“His production he had as a college football player his sophomore year, if he had been healthy, there’s a possibility he could have gone higher [in the draft]. Scooby always plays with a chip on his shoulder. [People] probably told him he can’t do certain things, and I think that motivated him to play.
“He’s shown he’s overcome [skepticism about his speed and size] ’cause he’s been a defensive player of the year, won all the awards and made a lot of plays. … Smart players, there’s a place for them in this league. Everybody’s not a 4.5 guy [in the 40-yard dash], and everybody’s not 6-3, 245 pounds, but Scooby has something that you want in a player. He has heart. He works hard. He wants to be good. He comes to work every day. He’s a lunch-pail guy, and we like those kind of guys.”
If Scooby Wright III hadn’t been drafted by the Browns, Bruce Arians would have done whatever it takes to give him a home in Arizona..
“Scooby’s a great blitzer, and I actually had Scooby on the phone, begging him to come with us as a free agent because I think he has something special about him, and the Browns drafted him,”
Arians had told Scooby during that phone conversation that he thought he was a special player, but the suits didn’t agree with him. I wonder how the 31 GM’s that passed on him will spin it when he becomes All-ProScoob?
“I’ve still got a lot I need to fine-tune,” said Wright. “I don’t think I’ve even touched my ceiling as a player yet.”
“I have an opportunity,” Wright said. “I’m going to just try to take the most advantage of it. I can’t think too far ahead. I’ve just got to think of getting better these next couple of weeks, getting strong, faster and more mentally prepared.”
Once again Scooby Wright III is facing a ton of adversity in a crowded LB room. He will be competing with the likes of veteran Demario Davis and their 2014 third-round pick Chris Kirksey; who are currently expected to be the Browns starting inside linebackers.
As for me, the distraught fan of the Dallas Cowboys: I am ready to chew nails. Unlike the Browns, the Cowboys didn’t have a plan entering the 2016 NFL draft. They knew damn well Rolando McClain was a time bomb waiting to explode. My uncle was spot on when he reported there were rumors that McClain’s personal leave was to clean up his urine. Low and behold, not long after, the news broke of his anticipated 10 game suspension. I digress.
Meanwhile, the Cowboys brain trust, used their 2nd round pick on Jaylon Smith. He is not a Mike Llinebacker. Smith played OLB for Notre Dame and his physical makeup is better suited for that position. Whats worse? He may never suit up again.

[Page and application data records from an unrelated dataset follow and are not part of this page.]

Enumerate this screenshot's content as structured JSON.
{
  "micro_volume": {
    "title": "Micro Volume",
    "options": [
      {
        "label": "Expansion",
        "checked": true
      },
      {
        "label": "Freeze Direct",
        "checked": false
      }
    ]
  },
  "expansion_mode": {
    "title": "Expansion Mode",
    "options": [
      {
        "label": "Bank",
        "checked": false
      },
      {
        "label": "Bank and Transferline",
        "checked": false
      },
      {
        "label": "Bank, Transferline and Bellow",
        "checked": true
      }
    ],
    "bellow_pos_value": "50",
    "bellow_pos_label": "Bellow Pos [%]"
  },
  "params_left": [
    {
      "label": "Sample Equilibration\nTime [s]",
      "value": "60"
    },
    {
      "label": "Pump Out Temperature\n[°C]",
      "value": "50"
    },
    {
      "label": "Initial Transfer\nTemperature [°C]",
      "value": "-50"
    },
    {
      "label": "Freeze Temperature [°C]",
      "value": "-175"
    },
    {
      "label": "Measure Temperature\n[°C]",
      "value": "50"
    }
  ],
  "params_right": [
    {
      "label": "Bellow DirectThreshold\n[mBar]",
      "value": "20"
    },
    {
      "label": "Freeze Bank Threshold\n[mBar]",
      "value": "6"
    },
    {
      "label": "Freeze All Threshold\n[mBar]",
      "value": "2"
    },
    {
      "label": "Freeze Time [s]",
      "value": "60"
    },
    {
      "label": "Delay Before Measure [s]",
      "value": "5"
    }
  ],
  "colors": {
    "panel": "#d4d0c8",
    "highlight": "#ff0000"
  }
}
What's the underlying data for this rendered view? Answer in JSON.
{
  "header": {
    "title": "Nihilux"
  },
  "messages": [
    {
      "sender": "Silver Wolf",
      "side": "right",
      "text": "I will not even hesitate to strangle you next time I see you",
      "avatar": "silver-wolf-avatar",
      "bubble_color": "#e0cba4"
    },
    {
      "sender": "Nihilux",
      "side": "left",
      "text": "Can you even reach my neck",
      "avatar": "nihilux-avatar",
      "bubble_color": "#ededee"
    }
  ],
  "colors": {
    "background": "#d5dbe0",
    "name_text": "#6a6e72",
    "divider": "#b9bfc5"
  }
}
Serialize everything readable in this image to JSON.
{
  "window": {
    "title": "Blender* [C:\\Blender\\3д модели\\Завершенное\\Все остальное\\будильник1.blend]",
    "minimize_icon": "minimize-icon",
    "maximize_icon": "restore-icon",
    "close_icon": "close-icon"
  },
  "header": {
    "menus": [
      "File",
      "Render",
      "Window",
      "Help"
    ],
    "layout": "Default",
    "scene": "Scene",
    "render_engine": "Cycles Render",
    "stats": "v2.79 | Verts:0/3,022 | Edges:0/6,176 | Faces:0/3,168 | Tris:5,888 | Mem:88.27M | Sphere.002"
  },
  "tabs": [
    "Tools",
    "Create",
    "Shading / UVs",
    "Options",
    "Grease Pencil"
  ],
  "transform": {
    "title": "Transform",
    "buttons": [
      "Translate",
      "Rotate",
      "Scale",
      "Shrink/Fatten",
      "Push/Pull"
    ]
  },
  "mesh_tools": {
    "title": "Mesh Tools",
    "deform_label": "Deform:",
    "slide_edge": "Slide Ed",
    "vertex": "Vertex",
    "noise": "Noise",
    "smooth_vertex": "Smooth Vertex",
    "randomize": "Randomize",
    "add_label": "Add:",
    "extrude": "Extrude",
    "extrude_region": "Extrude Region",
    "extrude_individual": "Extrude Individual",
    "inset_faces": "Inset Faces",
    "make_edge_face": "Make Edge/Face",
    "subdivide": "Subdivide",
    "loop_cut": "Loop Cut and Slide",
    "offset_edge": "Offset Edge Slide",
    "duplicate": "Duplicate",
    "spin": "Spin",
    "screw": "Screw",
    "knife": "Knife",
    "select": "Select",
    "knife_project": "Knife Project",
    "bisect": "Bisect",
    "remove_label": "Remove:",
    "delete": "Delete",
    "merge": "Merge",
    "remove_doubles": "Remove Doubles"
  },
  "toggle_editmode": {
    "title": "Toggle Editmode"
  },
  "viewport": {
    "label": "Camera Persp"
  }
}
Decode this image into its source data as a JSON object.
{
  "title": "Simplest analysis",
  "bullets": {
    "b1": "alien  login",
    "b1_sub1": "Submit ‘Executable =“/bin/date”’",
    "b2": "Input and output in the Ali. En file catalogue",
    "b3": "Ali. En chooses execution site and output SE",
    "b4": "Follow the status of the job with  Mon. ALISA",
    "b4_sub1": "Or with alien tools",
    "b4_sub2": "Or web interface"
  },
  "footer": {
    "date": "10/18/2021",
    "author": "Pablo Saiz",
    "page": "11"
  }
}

Meanwhile, the Cowboys have no solid depth behind Rpmac.
Even if Smiths’ nerve miraculously refires he will have to learn a new position. I am sorry sports fans, but you don’t learn to be the QB of the defense over night. Unlike Scooby Wright III who was the best at that position in the nation and will just need to learn the defense, Smith will have to learn both the playbook AND a new position.
There is no doubt that Smith is an athletic freak of nature, but it takes a certain breed of man to have the instincts, IQ and physicality required to play the position. At the end of the day, the Browns got the man who should be wearing a star on his helmet in the 7th round. The Jones could have gotten what may prove to be the biggest steal in the draft in round 6 and chose to add a 2nd RB to an already crowded room.
They also added a project basketball player instead of securing the most important position on the defense. Believe it or not sports fans, the QB of the defense is every bit as important as the QB of the offense and our beloved Cowboys don’t have one. If you don’t believe me, ask the Ravens. Personally: I wish we had the Browns problem. They already had two “solid starters” when they drafted Scooby and the Cowboys currently have none.